Filter this material down to the lines that contain the string "networklayer", and return those lines.

"""

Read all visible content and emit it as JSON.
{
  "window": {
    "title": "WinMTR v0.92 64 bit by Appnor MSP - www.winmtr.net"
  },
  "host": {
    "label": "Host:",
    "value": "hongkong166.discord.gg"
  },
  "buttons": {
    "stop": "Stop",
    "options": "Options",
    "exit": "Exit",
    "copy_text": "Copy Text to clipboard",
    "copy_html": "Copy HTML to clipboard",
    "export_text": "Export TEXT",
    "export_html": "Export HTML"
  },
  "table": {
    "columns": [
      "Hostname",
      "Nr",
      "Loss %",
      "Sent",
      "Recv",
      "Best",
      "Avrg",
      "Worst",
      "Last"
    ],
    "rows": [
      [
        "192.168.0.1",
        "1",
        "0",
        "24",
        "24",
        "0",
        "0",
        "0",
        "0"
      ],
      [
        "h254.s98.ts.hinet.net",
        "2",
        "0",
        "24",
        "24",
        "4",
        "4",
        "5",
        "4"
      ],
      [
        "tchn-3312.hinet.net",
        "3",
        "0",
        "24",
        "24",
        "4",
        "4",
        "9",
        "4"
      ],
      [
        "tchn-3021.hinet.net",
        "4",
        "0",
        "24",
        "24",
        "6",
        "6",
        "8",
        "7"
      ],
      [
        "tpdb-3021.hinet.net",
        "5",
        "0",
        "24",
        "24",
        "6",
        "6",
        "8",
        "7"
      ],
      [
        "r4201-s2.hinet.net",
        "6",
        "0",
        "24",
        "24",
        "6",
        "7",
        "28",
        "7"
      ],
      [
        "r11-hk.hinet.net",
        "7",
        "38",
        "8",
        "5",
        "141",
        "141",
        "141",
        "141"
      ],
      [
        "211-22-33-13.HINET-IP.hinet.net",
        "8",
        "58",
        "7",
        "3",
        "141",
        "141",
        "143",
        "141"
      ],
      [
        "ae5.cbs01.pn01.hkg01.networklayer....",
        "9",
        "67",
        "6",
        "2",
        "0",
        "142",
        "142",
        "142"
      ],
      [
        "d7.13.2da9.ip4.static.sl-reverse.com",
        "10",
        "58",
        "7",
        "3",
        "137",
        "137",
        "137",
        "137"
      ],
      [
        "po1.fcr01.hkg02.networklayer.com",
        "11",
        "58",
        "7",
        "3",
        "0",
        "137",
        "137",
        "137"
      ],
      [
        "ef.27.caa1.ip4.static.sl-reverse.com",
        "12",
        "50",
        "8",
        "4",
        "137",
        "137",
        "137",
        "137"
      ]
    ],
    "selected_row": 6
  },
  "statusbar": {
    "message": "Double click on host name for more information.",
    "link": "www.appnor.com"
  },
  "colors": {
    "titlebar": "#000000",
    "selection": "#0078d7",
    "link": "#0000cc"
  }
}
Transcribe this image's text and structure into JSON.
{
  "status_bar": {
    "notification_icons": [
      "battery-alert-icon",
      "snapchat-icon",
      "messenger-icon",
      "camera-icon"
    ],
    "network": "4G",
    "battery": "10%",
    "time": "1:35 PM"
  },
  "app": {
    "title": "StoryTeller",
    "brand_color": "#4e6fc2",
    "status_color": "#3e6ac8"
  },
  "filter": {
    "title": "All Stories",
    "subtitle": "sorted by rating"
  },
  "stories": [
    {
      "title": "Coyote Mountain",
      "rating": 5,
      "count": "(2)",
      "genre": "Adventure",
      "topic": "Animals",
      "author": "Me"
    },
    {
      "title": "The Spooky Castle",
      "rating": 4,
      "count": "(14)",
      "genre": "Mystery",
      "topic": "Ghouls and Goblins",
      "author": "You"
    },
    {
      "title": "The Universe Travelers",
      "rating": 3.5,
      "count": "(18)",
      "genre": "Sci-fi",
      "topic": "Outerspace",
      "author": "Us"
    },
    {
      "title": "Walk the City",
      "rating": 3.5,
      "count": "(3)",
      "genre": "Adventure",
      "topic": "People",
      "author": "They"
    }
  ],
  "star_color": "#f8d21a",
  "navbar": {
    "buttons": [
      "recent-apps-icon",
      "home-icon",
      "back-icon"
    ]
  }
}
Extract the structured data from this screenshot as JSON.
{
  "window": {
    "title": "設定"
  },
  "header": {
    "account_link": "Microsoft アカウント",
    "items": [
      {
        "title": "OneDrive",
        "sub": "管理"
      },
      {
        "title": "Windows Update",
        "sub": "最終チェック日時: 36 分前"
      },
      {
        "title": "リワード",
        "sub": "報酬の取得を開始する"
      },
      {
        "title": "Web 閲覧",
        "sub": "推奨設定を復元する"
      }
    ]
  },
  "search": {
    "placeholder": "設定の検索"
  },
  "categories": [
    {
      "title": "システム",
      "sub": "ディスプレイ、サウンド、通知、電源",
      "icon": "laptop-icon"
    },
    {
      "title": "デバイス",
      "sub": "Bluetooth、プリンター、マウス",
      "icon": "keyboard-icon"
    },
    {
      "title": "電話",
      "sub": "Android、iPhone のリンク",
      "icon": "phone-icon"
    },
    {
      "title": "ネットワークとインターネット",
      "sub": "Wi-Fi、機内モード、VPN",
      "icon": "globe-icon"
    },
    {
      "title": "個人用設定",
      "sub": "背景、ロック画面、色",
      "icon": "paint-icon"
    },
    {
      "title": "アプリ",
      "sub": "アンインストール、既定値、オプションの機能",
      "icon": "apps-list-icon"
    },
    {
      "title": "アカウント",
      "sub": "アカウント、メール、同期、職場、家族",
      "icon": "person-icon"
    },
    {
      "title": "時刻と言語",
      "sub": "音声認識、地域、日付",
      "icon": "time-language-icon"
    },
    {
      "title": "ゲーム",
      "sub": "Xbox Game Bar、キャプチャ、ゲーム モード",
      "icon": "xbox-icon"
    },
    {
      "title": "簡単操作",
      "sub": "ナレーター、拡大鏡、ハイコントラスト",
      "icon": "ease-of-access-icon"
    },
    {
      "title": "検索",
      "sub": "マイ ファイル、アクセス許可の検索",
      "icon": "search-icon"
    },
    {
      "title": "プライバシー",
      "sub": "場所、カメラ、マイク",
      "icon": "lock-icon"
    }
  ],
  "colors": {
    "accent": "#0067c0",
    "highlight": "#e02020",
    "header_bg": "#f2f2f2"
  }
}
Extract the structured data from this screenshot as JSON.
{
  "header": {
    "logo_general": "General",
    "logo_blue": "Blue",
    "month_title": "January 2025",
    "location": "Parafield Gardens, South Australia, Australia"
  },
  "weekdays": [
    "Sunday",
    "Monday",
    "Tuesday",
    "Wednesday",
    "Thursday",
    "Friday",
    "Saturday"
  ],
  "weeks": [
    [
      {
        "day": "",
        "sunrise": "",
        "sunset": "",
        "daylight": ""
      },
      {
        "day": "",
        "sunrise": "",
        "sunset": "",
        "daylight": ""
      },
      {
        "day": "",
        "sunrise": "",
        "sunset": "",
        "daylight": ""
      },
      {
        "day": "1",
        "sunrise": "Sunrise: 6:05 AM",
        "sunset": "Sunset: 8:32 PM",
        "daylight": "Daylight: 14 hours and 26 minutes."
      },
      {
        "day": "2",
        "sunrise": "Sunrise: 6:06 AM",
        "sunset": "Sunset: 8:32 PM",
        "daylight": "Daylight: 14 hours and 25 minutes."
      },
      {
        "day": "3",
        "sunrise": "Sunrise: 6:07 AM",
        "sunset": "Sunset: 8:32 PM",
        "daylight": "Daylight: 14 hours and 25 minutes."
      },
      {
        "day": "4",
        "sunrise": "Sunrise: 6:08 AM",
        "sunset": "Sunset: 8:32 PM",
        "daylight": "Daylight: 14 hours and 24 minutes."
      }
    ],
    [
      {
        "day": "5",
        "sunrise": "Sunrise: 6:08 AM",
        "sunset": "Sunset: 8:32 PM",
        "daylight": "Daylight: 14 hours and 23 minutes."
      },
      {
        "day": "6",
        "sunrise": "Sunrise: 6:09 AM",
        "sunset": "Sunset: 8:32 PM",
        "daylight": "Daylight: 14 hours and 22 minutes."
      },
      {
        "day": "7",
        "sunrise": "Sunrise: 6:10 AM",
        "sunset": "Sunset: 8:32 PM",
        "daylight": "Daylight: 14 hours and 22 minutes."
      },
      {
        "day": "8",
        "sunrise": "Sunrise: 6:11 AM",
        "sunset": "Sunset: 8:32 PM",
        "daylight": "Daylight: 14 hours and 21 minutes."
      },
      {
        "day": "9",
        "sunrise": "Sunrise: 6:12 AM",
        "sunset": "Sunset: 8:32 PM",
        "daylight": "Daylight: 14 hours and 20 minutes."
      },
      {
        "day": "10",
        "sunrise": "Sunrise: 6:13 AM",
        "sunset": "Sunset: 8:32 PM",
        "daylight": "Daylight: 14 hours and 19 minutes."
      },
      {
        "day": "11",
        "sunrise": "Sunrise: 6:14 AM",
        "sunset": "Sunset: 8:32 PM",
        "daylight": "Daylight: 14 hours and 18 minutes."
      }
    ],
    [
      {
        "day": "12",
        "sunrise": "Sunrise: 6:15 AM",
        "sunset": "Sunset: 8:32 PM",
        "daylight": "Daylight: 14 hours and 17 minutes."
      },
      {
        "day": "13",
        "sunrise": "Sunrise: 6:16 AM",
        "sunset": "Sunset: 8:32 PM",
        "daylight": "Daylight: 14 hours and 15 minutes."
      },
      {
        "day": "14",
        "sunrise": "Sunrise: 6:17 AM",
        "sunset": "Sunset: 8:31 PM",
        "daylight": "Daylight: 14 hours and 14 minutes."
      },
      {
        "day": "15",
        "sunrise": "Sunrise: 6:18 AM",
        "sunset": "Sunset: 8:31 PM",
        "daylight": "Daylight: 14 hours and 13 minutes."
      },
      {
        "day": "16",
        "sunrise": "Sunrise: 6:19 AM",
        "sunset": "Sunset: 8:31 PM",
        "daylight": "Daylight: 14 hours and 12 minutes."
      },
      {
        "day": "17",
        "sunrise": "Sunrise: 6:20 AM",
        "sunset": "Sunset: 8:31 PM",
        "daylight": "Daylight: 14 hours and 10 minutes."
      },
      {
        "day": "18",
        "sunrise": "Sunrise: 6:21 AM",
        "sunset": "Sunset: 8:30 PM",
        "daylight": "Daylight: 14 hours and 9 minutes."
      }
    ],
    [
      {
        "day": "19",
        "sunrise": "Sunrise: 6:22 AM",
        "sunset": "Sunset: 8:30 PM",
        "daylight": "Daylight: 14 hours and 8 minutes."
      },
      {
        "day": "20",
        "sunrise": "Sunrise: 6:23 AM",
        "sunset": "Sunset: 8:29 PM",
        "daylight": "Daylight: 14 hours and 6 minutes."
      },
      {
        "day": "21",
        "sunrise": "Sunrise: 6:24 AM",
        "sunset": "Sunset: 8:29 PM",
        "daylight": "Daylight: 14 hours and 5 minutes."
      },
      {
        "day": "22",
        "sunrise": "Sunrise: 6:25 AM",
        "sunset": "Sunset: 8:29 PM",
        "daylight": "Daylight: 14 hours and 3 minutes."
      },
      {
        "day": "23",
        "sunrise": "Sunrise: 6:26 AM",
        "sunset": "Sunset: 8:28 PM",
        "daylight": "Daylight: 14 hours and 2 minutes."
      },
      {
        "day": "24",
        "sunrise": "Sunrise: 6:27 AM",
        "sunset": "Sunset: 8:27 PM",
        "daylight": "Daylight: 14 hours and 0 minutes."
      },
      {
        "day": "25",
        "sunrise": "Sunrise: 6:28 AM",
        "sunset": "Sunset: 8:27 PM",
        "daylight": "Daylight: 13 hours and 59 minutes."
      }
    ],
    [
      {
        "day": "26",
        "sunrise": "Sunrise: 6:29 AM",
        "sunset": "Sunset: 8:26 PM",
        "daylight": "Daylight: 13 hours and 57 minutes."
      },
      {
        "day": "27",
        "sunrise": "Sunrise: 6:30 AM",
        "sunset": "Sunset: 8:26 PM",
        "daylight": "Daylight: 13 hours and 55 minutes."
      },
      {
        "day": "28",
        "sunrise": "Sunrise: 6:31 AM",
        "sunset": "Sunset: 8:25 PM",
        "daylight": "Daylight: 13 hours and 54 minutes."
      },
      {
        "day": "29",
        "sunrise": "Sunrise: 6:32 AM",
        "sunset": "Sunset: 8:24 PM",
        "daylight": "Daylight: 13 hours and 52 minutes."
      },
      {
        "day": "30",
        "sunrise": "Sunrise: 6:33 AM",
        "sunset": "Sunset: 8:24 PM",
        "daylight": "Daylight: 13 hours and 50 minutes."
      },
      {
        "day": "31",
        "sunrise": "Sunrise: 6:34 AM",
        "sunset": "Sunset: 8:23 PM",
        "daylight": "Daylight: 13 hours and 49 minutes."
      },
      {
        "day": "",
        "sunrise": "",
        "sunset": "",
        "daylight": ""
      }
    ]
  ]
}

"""

**ANSWER TO THIS EXERCISE:**
        "ae5.cbs01.pn01.hkg01.networklayer....",
        "po1.fcr01.hkg02.networklayer.com",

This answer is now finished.